Re: Around Southern Africa on 2 small bikes
« Reply #257 on: November 30, 2018, 09:03:34 am »
Nice refreshing rapport @maria41, you guys are really open-minded and seasoned travellers!  I was only making a joke about the Frenchies, no harm intended! :biggrin:
 

Offline maria41

Re: Around Southern Africa on 2 small bikes
« Reply #258 on: November 30, 2018, 12:19:23 pm »
Nice refreshing rapport @maria41, you guys are really open-minded and seasoned travellers!  I was only making a joke about the Frenchies, no harm intended! :biggrin:
No worries!  :biggrin:
I have an “entente cordiale” with Alistair   :ricky:

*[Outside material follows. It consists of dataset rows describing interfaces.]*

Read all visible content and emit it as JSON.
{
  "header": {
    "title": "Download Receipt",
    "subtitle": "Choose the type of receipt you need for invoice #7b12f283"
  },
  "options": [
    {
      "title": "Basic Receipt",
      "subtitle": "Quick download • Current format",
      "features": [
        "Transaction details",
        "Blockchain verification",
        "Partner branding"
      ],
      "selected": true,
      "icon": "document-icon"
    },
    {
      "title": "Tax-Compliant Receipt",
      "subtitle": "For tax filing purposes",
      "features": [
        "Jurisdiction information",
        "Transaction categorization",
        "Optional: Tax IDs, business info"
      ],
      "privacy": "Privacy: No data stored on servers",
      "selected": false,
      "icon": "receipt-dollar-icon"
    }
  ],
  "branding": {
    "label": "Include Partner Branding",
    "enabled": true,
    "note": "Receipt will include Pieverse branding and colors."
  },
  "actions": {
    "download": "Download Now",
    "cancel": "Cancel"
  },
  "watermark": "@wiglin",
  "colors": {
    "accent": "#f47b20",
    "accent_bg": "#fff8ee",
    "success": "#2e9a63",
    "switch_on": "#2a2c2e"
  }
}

Offline maria41

Re: Around Southern Africa on 2 small bikes
« Reply #259 on: November 30, 2018, 03:57:47 pm »
Day 77 – South Africa, Nelspruit – 110kms, Monday 13th August


I had booked a hotel in Nelspruit (called SUN1), for 3 nights, within walking distance of the motorcycle workshop that had ordered our tyres (Pitlane).

We arrived at the hotel around lunchtime. It was reasonably priced, similar to an Ibis hotel budget or a Formula 1, in term of set up, with a bunk bed above the double bed and a shower in the bedroom while the toilet was in a small cubicle.  It was clean, modern, functional and totally adequate.
It was also across a small shopping mall with a big SPAR and few cafes and restaurant. Perfect for us.

We arrived relatively early but the friendly staff gave us the keys. After dropping our luggage we rode to Pitlane and left the bikes with them, with a list of instructions:

•   Leave the chains setting as they are (mechanics always leave the chain way too tight);
•   Do NOT jet wash the XT250, as water was causing problems with the electrics;
•   Do not touch the oil gauge window on the XT (it was glued in and already fell inside the engine once!).

My bike was leaking oil, as the oil filler cap was not original to my bike, and the thread was now broken, hence it would not close properly, splattering my right boot with plenty of oil.
Luckily, Pitlane found a good replacement.

Over the next day they did a good job. My back inner tube was damaged and they replaced it as well as filling it with green slime (we told them we had slime inside our inner tubes – for punctures).

My stomach was not too good, Alistair was also feeling unwell, so we did not do much else that day.